The first thing that might pop into mind as you read this question is the seemingly inherent dissonance between company leadership and the works council. After all, both parties pursue very different interests. And we must admit, throughout our over 20 years of traveling, working with countless businesses on nearly every sector and of every possible size, we have seen more battle lines than peaceful unity.
But is that inherent? Yes – when feuding is the only alternative. No – when both strive for a good future. Or in the words of Ann-Kristin Achleitner, economics professor, “Participation unites, not divides. Work together in the interest of your company.”
Our experience shows there are several reasons why conflicts between executive level and works council constantly arise. For one, the difference in focus. Corporate thought and action demand a businessperson hold three perspectives in mind to be successful – the present, the past and the future. The present must be kept up and running and the past must be honored so that traditions or values are carried over into the future. Most important is the future perspective. In this respect, keeping the here and now going has but one ultimate purpose – to secure and shape the company’s future. Most works councils we have engaged with thus far, are focused primarily on the present moment. What is good in attentiveness training is disastrous for strategic company planning. It’s a bit like eating a whole cake at one go. It was tasty and fun, but there’s no more cake the next day. Not to mention the dreadful impact sugar shock has on your body.
The second cause of conflicts between business executives and work councils is that very few leaders have neither bothered to learn the work council’s purpose, nor read the Works Constitution Act. So how can I support my works council if don’t know their purpose? […]
Therefore, this urgent plea goes out to every entrepreneur, proprietor and CEO: You represent your employer and every one of your employees is – according to the Works Constitution Act – a colleague. The central purpose of leadership is working for and with people, providing them with development opportunities. For us, this is leadership. As ever, your works council draws their salary from your company, ergo, your works council is an employee. Hence, it is your responsibility and duty of care to attend to your works council. This is a fact! If you don’t talk with your works council, someone else will, namely the union representative. Then, my friend, things get political – and political systems (like all systems) are only interested in their continued existence. So, then, you can forget focusing on your company’s future. You’ll be too busy contending with the next conflict. This must be avoided at all costs!

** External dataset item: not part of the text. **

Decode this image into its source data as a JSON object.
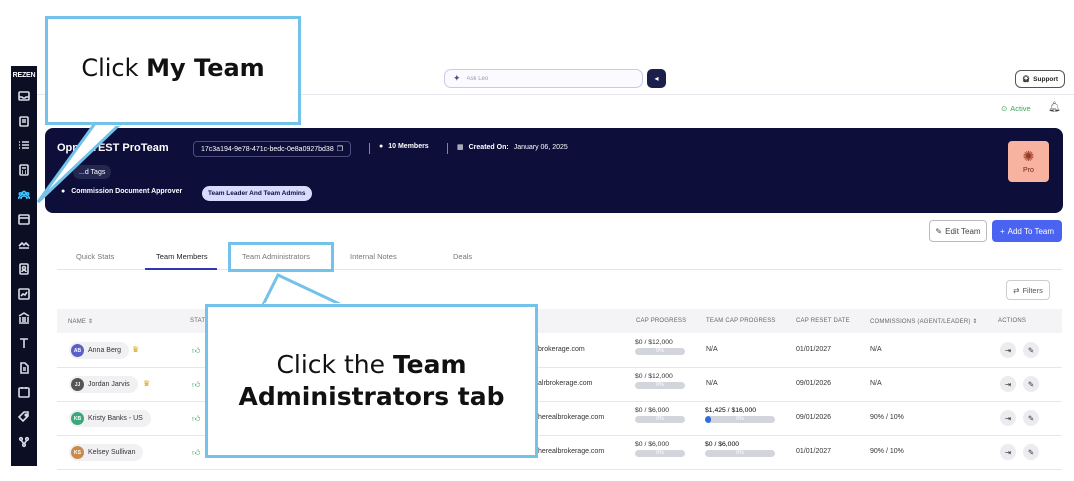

Some time ago, as we were moderating a workshop with the works council of a mid-sized metal-working company, one member said we obviously took the employer’s side. “But that’s just the way things are, isn’t it?” he deducted, “our employer’s paying you.” “Whether you believe it or not,” we replied, “we are neither on the employer’s side nor the employee’s side. We are pro- enterprise, pro-work-location. We don’t really care who suffers if anyone does. We are consultants and loyal to our mission. And our mission is to represent our clients as if their business were our own. Our clients book a vigorous sparring partner, not an accommodating coach or trainer. We work closely with people, build relationships based on trust and respect. If the situation calls for it, we respectfully challenge a works council member just as we respectfully challenge a CEO. That’s guaranteed.” Citing our slogan, Your next step is our goal!, we convinced the skeptical council member that we firmly take the side of his company’s future and so should a respectful, trusting relationship between the works council and company executives.
Let’s look at the third common reason for discord: works council members are elected. Please don’t misunderstand us, we are for democratic processes! But simply because someone is elected to a position doesn’t mean they are equipped to fill it. Council members are no different than politicians when elected for the first time. They carry an enormous responsibility but have little idea what’s in store. It’s the same for people taking on association or volunteer work.
In contrast, every company leader has prepared over at least ten years for her or his position. You have worked on every executive level, maybe even directed a variety of company departments. Only then do you arrive at executive management, perhaps as CEO or on the board of directors. Employees elected to the works council have little or no time to prepare for their new duties and yet, are plunged into discussions with highly informed leaders. Newly elected works council members do not have a grasp on the concept of company as an entire system. How could they?
An excerpt from the book “Leadership is More – 27 Questions We Too Can Answer” written by Gianni, Jan & Marcello Liscia, 2022